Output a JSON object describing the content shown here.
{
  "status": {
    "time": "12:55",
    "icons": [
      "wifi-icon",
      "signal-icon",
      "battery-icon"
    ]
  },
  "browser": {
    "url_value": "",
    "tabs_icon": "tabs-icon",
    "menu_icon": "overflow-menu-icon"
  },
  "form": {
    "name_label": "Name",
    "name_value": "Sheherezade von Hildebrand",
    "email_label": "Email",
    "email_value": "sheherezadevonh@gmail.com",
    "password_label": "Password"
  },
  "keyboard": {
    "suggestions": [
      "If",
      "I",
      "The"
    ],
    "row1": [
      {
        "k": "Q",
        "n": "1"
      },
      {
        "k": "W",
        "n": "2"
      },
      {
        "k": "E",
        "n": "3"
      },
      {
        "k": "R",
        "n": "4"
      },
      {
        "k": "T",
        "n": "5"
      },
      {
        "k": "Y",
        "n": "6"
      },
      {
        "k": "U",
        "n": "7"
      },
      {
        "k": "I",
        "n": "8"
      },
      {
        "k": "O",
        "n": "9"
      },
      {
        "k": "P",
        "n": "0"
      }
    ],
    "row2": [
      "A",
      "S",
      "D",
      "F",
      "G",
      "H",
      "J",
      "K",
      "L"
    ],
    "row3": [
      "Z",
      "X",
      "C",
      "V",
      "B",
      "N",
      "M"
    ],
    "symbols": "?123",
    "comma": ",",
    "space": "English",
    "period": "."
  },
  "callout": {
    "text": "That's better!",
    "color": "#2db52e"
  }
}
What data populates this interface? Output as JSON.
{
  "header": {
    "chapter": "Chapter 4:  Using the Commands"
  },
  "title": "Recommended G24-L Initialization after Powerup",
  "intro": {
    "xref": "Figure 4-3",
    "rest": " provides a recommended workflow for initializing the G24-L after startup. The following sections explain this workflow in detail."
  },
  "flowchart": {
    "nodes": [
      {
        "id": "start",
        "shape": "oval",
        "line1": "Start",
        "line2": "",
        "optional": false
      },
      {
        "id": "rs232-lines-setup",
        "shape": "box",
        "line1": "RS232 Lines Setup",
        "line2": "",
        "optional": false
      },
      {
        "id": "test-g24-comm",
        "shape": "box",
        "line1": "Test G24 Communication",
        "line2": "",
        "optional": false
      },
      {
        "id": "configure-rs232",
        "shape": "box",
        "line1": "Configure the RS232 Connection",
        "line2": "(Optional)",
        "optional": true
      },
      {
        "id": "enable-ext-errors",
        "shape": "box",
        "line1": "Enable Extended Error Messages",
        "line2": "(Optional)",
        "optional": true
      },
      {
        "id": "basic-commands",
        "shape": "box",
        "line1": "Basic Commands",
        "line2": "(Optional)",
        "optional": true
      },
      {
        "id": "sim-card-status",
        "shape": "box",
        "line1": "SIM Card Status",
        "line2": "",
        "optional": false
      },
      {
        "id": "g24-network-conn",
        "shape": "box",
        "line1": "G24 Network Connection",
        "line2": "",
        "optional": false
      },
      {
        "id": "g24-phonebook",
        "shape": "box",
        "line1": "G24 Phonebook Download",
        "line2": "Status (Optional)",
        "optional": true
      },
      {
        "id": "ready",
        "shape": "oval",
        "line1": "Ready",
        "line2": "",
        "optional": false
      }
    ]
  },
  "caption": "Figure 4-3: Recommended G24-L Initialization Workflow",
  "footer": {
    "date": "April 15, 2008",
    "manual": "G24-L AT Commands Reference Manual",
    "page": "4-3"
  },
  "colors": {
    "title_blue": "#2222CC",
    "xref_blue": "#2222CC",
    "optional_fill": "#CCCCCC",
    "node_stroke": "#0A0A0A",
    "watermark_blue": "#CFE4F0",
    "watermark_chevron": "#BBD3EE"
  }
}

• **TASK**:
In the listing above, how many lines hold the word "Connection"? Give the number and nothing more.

• **RESULT OF THE TASK**:
2